If this second theory about undue influence is correct, then it provides strong support for Responsive Law’s position (as recently articulated in our testimony to the California Task Force on Governance in the Public Interest and the California Assembly) that ultimate regulatory oversight of the legal profession needs to be vested in a publicly responsive body that does not consist predominantly of members of the profession. In making the rules governing the legal profession, state bars and supreme courts follow much the same process as the Commission did, only on a smaller scale. They issue proposals for public comment that appear where only lawyers are likely to see them, and then hold hearings where they hear only from lawyers about how lawyers should be regulated.
If a commission consisting largely of people sympathetic to the access to justice problems faced by people in this country spent two years studying those problems only to issue recommendations consisting largely of platitudes, aspirations, and calls for further study, then there’s no chance that bar associations or state supreme courts, no matter how noble their motives, can fairly assess regulation of the their own profession. Regulation of the lawyers, by the lawyers, inevitably becomes regulation for the lawyers. The American public, whose interests the bar claims to be protecting, deserves better.
The American Bar Association (ABA) Commission on the Future of Legal Services recently published an issue paper addressing whether alternative business structures (ABS) would benefit consumers in the United States. ABS allows non-lawyers to own and invest in law firms. Currently, practically every U.S. jurisdiction restricts non-lawyers from investing in law firms. The Commission requested responses and data on the benefits and risks of ABS.
Responsive Law has repeatedly urged the bar to permit the broadest possible range of outside investment in law practices. In our recent testimony to the Commission, we take the same position. Utilizing investments from non-lawyers would allow greater access to legal services for consumers. ABS could close the justice gap between the number of people in need of legal help and the small subset who can afford it.
Current restrictions on outside ownership are preventing the creation of mass-market lawyer services. However, mass-market lawyer services would be comparable with tax services through companies like H&R Block. That company offers standardized national services to help navigate the tax system while remaining affordable and accessible throughout the entire U.S. Similarly, a legal version of H&R Block could provide standardized services nationwide on common legal matters such as wills, landlord-tenant disputes, divorces, and employment matters. However, the prohibition on outside investment means that lawyers can’t raise the capital to start such a firm, and a businessperson cannot create such a firm.

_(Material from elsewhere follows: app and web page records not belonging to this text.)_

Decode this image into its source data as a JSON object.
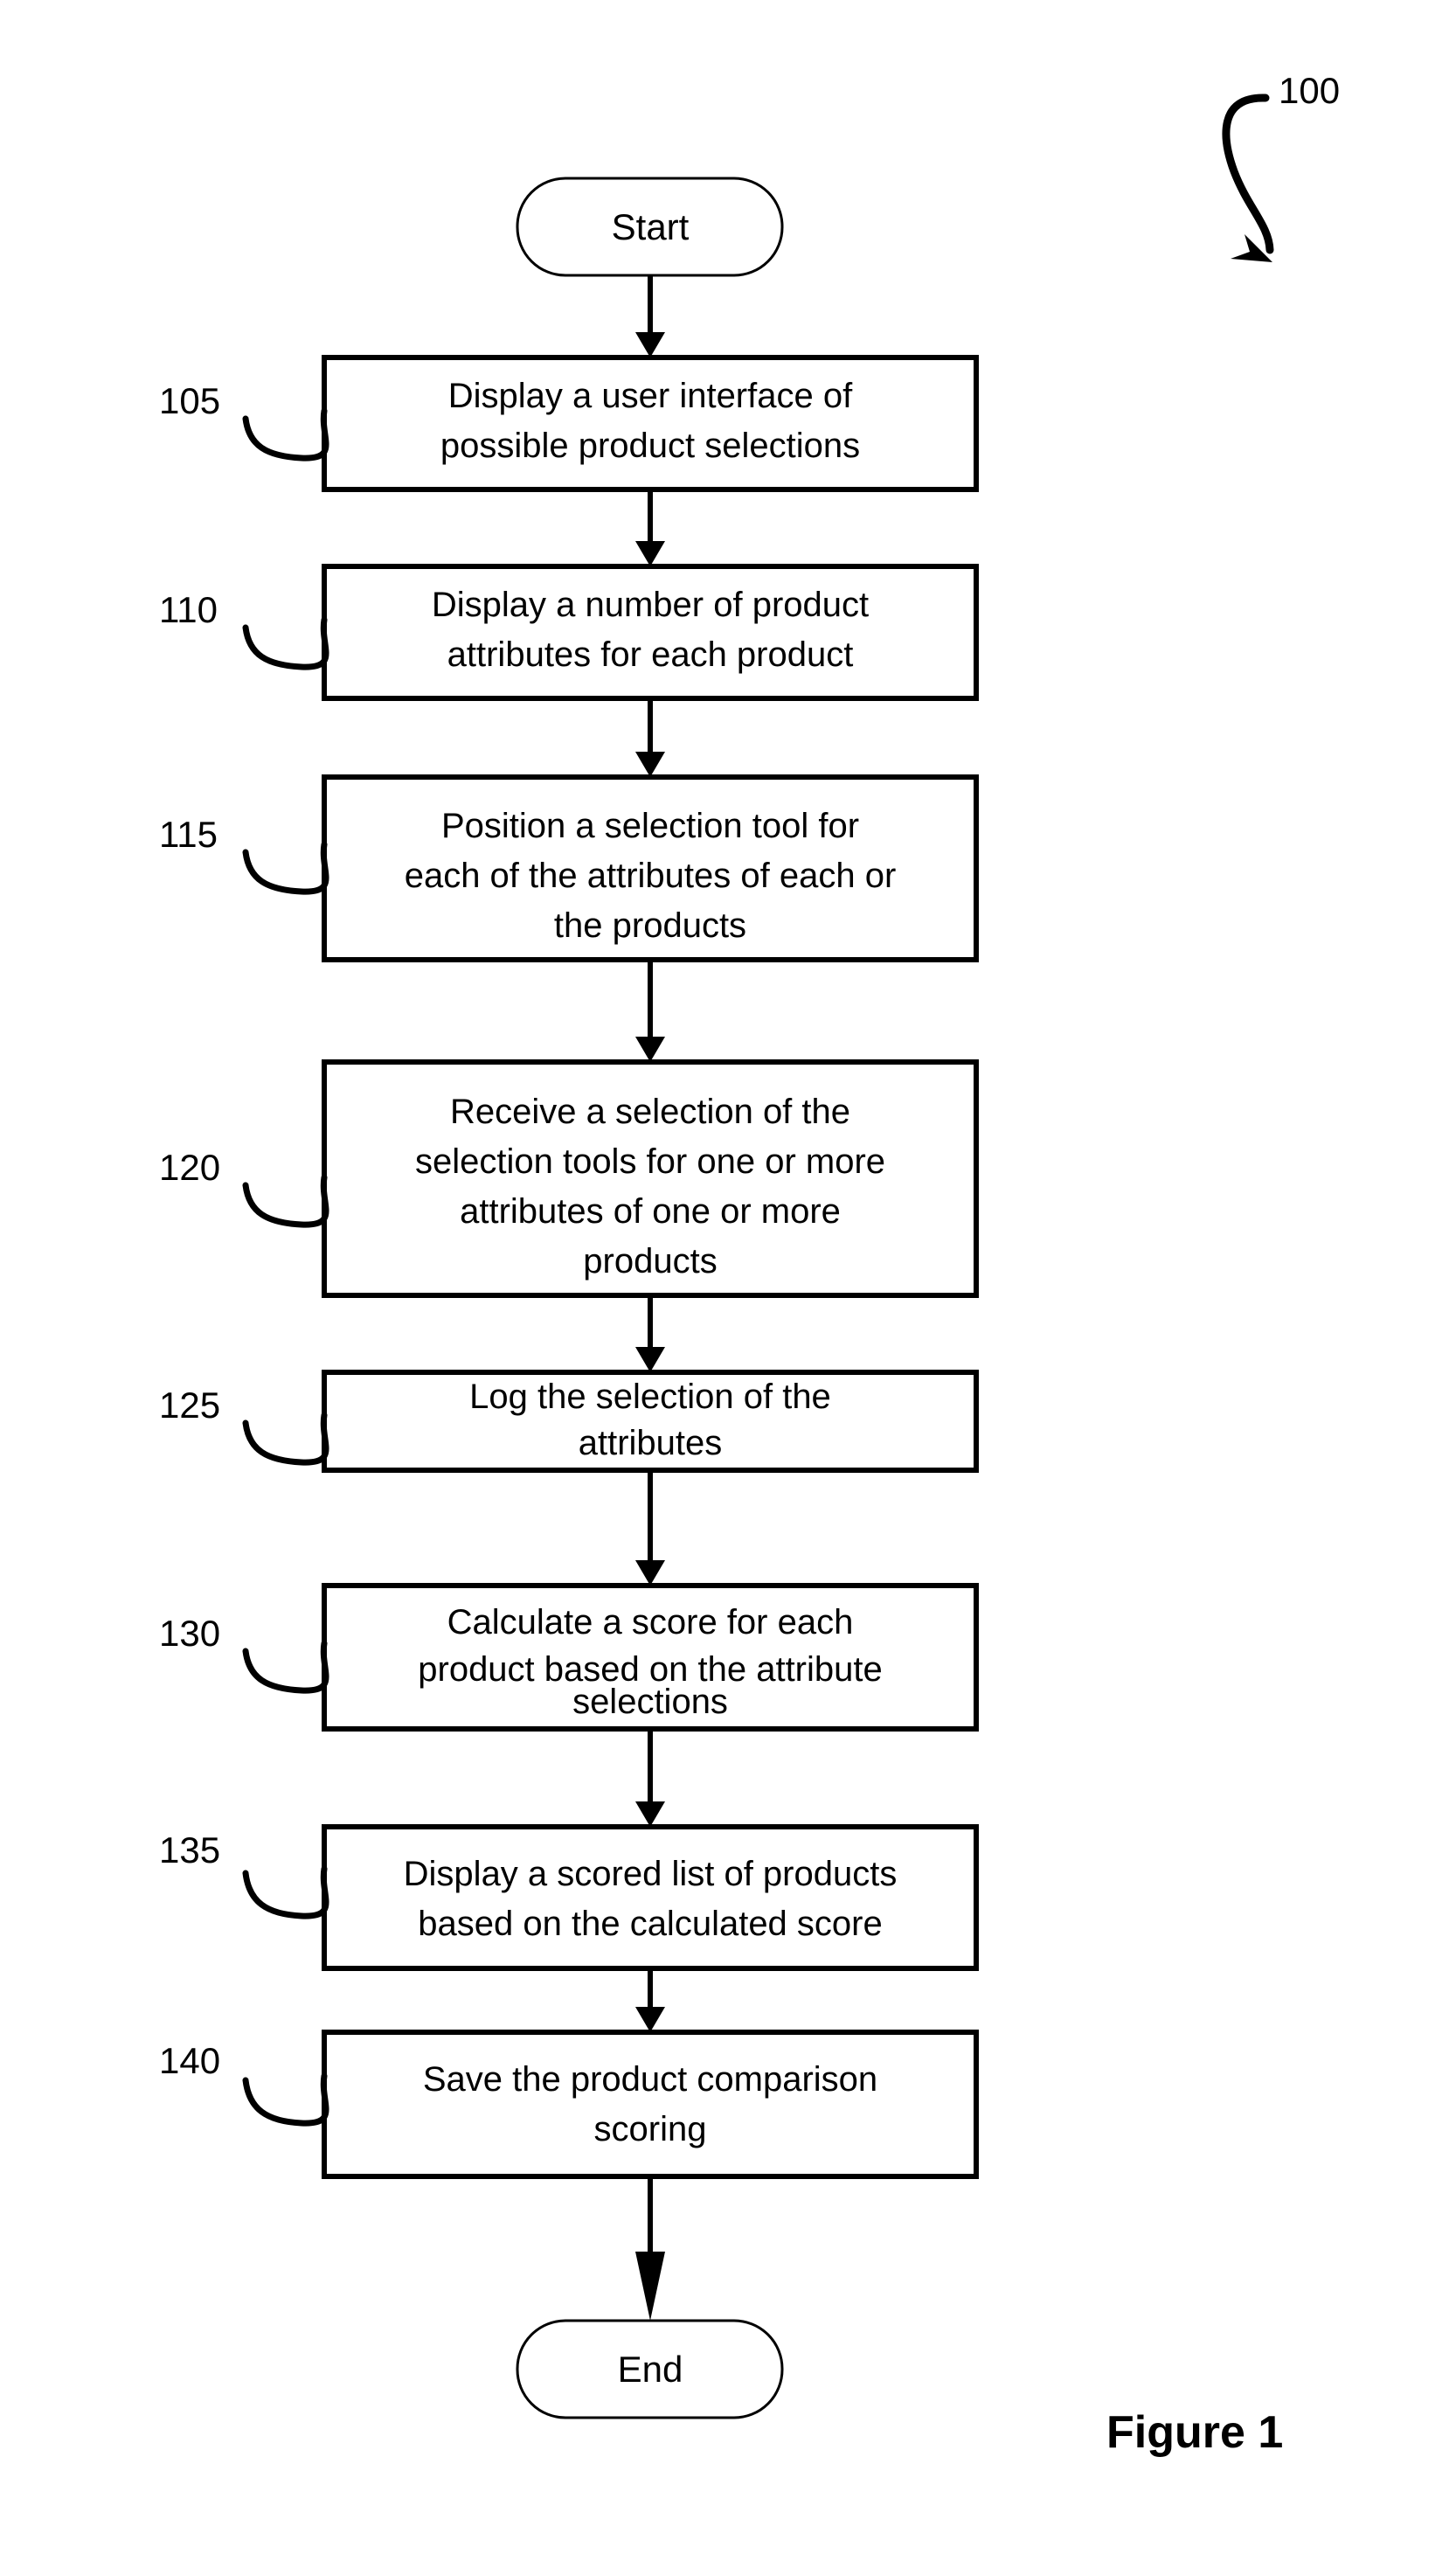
{
  "figure": {
    "caption": "Figure 1",
    "reference_numeral": "100"
  },
  "terminals": {
    "start": {
      "label": "Start",
      "ref": ""
    },
    "end": {
      "label": "End",
      "ref": ""
    }
  },
  "steps": [
    {
      "ref": "105",
      "lines": [
        "Display a user interface of",
        "possible product selections"
      ],
      "text": "Display a user interface of possible product selections"
    },
    {
      "ref": "110",
      "lines": [
        "Display a number of product",
        "attributes for each product"
      ],
      "text": "Display a number of product attributes for each product"
    },
    {
      "ref": "115",
      "lines": [
        "Position a selection tool for",
        "each of the attributes of each or",
        "the products"
      ],
      "text": "Position a selection tool for each of the attributes of each or the products"
    },
    {
      "ref": "120",
      "lines": [
        "Receive a selection of the",
        "selection tools for one or more",
        "attributes of one or more",
        "products"
      ],
      "text": "Receive a selection of the selection tools for one or more attributes of one or more products"
    },
    {
      "ref": "125",
      "lines": [
        "Log the selection of the",
        "attributes"
      ],
      "text": "Log the selection of the attributes"
    },
    {
      "ref": "130",
      "lines": [
        "Calculate a score for each",
        "product based on the attribute",
        "selections"
      ],
      "text": "Calculate a score for each product based on the attribute selections"
    },
    {
      "ref": "135",
      "lines": [
        "Display a scored list of products",
        "based on the calculated score"
      ],
      "text": "Display a scored list of products based on the calculated score"
    },
    {
      "ref": "140",
      "lines": [
        "Save the product comparison",
        "scoring"
      ],
      "text": "Save the product comparison scoring"
    }
  ],
  "colors": {
    "stroke": "#000000",
    "fill": "#ffffff",
    "text": "#000000"
  }
}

The Commission’s description of potential risks associated with ABS is overstated. The risk that outside investment might threaten lawyers’ core values is a frequent argument made by the bar, but is not supported by evidence. Lawyers, the argument goes, would face pressure from non-lawyer owners and investors to prioritize profits over their clients’ needs. Pressures placed on lawyers to make money is hardly a new concept, though. This argument ignores the fact that lawyers already face pressures from firm partners to prioritize firm profits, as any associate required to bill 2300 hours a year would confirm.
The Commission gave several examples of other countries with their own ABS programs, including the U.K. and Australia. The ABS programs set up in both countries have been overwhelmingly successful and consumers are being helped at an amazing rate. The ABS program was so successful in New South Wales that all other Australian jurisdictions have developed a program for their consumers.
Despite what we expect to be strong opposition from the ABA House of Delegates, we urged the Commission to recommend that the U.S. allow a wide-range of ABS. You can read our full comments to the Commission here.
Morgan Newell is a Responsive Law intern.